Last month I was invited to address a joint tax committee of the
Utah Legislature to discuss the relative strengths and weaknesses of
various methods of taxing real property. Specifically, Utah is
considering adopting an "acquisition value" based system — such as
Proposition 13 — to replace its traditional "current value" system
that taxes property based on what it is worth now rather than the
purchase price.

Although the legislators had lots of questions, I was amazed at
their level of knowledge, their business acumen and their concern
for taxpayers. More than that, they were unfailingly polite and none
of them tried to set me up for a "gotcha" moment.

Having testified before the Utah Legislature once before several
years ago — and having a similar enjoyable experience — I thanked
the committee’s co-chairs for the invitation and noted that the
experience was different from some of my appearances before the
California Legislature.

At the mention of the California Legislature, several members of the
committee laughed. The Chairman grinned and said that "we love the
California Legislature — they do more for Utah business development
than anyone else.

The message was clear. Utah’s healthy business climate was due in no
small measure to California firms moving to that state or simply
choosing to expand their existing business operations there and not
in California. There are a lot of reasons why, compared to
California, Utah is so attractive.

First, California is a high tax state while Utah’s tax burden is
much more moderate. According to the Tax Foundation, California’s
state-local tax burden percentage stands at 12th highest nationally,
estimated at 11.5% of income. This is above the national average of
11.0%. Californians pay $4,965 per capita in state and local taxes,
and per capita state income is $43,338. (Unfortunately, California’s
poor ranking is probably understated because of the high number of
non-workers, such as children and the elderly. When tax burden is
spread among the employed — a methodology employed by CalTax — it
is even higher).

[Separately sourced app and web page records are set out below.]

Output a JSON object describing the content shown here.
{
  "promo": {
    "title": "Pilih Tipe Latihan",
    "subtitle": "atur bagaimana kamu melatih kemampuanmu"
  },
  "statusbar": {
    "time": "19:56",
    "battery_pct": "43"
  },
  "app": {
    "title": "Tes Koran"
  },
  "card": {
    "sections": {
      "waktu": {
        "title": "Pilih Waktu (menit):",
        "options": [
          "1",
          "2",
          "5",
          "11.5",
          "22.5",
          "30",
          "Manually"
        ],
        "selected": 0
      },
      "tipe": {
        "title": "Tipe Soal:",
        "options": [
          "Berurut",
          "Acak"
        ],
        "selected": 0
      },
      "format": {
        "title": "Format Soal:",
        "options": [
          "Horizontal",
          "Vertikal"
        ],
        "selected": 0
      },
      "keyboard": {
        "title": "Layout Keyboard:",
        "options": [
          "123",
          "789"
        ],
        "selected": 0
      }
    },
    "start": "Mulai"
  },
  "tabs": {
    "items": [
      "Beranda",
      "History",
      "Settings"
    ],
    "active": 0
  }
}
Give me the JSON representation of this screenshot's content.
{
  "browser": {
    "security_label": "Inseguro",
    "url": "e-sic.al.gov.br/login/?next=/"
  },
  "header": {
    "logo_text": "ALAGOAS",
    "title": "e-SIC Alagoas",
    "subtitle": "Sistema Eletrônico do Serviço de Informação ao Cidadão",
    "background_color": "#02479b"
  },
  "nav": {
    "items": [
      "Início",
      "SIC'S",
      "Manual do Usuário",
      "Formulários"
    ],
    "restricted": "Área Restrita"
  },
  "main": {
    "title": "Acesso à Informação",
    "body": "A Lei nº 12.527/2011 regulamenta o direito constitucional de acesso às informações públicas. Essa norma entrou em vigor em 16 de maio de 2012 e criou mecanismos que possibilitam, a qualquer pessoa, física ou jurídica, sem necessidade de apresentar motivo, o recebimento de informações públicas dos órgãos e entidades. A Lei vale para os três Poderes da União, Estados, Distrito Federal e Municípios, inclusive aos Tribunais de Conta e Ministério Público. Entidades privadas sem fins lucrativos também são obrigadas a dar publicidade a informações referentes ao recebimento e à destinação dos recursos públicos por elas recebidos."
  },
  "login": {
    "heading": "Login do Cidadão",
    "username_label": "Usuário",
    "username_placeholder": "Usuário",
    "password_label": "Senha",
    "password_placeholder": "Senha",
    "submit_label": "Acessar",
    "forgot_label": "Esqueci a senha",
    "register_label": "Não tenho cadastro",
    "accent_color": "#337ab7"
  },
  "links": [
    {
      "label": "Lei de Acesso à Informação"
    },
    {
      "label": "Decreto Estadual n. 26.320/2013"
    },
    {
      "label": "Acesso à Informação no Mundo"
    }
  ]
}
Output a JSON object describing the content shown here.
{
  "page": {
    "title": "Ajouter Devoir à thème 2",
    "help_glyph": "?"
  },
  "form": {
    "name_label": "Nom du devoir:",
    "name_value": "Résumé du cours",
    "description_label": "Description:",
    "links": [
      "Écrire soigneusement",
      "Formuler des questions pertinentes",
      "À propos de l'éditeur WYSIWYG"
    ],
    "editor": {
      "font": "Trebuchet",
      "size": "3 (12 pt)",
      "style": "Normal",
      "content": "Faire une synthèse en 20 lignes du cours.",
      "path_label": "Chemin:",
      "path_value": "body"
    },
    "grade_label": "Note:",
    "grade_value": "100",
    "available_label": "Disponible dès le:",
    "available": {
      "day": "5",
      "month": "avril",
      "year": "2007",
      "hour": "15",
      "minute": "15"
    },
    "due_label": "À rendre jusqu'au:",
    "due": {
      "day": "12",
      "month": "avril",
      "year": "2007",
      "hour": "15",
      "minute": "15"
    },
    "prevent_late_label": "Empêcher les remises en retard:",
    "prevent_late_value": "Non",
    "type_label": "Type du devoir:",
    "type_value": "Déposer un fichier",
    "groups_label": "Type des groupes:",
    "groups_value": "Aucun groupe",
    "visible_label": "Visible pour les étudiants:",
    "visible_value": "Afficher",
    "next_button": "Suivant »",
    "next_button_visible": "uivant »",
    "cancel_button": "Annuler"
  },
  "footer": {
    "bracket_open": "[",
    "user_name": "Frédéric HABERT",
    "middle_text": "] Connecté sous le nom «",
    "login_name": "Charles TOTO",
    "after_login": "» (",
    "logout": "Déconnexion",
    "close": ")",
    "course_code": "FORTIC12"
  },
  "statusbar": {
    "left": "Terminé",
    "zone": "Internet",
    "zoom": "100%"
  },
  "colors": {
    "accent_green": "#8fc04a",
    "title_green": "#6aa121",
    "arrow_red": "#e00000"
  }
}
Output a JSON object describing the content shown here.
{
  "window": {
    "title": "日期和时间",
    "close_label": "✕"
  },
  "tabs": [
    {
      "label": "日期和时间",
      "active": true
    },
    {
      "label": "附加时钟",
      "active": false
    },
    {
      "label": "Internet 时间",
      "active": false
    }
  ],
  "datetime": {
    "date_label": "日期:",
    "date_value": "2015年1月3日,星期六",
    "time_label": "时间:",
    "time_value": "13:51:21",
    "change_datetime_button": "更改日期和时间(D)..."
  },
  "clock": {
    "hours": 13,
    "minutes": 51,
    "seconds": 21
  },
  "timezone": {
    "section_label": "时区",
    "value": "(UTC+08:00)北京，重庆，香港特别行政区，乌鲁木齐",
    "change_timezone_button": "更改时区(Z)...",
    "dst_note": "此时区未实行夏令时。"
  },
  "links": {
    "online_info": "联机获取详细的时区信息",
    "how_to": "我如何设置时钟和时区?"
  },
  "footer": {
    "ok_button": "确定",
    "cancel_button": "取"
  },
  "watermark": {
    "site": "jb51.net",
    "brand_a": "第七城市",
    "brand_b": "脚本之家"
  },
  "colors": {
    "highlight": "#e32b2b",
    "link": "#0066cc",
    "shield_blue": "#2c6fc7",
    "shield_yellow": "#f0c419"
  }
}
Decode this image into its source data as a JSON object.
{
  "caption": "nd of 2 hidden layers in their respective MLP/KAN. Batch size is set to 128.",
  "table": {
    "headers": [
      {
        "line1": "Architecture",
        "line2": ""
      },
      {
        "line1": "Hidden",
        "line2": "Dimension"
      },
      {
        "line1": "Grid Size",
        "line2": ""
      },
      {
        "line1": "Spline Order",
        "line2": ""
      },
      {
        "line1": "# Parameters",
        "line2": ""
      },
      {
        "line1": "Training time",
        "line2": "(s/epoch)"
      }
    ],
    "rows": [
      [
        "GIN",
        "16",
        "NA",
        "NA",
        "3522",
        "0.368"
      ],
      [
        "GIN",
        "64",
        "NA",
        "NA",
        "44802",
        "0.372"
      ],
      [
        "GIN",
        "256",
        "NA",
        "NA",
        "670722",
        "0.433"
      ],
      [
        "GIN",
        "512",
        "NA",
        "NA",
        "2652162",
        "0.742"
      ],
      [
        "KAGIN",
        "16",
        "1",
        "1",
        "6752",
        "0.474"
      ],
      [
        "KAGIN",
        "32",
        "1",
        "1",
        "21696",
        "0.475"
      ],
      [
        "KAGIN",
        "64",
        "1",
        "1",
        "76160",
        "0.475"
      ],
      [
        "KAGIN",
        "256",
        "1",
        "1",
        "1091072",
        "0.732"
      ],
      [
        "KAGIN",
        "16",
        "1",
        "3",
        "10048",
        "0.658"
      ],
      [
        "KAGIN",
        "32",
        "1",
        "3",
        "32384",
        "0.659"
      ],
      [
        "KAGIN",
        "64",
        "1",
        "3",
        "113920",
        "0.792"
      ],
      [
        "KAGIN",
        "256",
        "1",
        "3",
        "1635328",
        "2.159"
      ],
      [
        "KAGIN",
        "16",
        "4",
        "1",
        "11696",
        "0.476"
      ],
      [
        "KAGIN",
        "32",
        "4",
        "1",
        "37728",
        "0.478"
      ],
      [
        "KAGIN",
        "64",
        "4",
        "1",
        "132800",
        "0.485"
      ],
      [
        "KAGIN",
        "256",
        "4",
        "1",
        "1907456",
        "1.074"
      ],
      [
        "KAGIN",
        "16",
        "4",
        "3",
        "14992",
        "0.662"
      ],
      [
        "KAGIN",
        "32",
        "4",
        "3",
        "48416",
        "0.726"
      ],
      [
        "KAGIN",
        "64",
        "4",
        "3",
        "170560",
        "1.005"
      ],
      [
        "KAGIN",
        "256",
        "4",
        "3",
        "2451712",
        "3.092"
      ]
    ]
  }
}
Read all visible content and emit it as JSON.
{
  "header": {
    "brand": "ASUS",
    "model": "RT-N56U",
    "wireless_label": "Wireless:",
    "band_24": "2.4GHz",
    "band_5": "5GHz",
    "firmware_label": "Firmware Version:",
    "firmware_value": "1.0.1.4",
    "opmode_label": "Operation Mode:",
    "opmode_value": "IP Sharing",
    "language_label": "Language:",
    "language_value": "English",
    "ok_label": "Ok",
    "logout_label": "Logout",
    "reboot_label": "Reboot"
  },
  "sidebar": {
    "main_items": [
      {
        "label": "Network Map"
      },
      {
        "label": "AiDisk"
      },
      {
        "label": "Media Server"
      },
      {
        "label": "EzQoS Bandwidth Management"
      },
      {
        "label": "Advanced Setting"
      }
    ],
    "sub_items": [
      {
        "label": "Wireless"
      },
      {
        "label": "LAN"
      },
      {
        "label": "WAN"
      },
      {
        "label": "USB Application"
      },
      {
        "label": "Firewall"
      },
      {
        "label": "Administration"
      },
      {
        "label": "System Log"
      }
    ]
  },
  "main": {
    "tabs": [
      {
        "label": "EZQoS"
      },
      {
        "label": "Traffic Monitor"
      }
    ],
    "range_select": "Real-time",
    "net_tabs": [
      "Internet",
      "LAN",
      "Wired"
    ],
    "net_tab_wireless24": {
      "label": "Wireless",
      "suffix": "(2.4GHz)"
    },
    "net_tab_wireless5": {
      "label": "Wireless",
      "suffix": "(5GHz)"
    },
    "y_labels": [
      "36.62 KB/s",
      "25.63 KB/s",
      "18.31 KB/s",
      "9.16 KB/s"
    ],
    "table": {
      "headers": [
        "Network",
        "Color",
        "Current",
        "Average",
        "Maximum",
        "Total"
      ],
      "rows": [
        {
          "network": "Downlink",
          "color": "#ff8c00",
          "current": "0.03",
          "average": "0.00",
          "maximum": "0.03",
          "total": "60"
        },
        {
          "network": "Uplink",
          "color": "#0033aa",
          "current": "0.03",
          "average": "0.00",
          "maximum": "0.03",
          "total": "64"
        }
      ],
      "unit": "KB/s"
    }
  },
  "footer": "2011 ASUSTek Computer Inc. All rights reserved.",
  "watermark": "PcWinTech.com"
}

However, for a small business entrepreneur, the differences can be
more stark. California has the highest personal income tax rate in
the nation. Utah’s top tax rate is about half of California’s top
rate. And in overall business tax climate, the two states are at the
opposite ends of the spectrum with Utah ranked 17th and California a
dismal 47th.

Second, businesses appreciate government that is run well. According
to the Pew Center on the States, Utah ranks number one in several
categories and has earned a solid A grade: "Utah has been a clear
leader in sound government based on smart planning and effective
performance management that emphasizes long-term results."

California, on the other hand, has a D+ for fiscal management as
measured by such criteria as fiscal budget process, structural
balance and financial controls. According to Pew, the outlook for
the Golden State is grim: "California faces fiscal problems that
budget writers in most states would find difficult to grasp, let
alone solve."

While California wallows in debt, Utah had a $1 billion surplus last
year. Did they follow California’s lead and spend that money on new
permanent programs or higher employee salaries? Of course not. They
spent that surplus on infrastructure — new roads, highways and
other public improvements. And they did it without debt — on a
pay-as-you-go basis like California did back in the ’60s.

Perhaps most important is the positive mindset that Utah has toward
both individual and business taxpayers. Elected leaders understand
that, without taxpayers, there is no way to finance government.
Instead of viewing taxpayers as sheep to be sheared, intelligent
public leaders do all they can to attract and retain the best and
the brightest — whether a new family just starting out or a
multinational corporation.

But in these dark economic times in California, what does the
tax-and-spend leadership in Sacramento want to do? Raise taxes
$9 billion. Such a strategy is sheer madness.

Don’t be surprised if the Utah Economic Development Corporation
sends Speaker Bass and Pro Tem Perata a nice thank you card.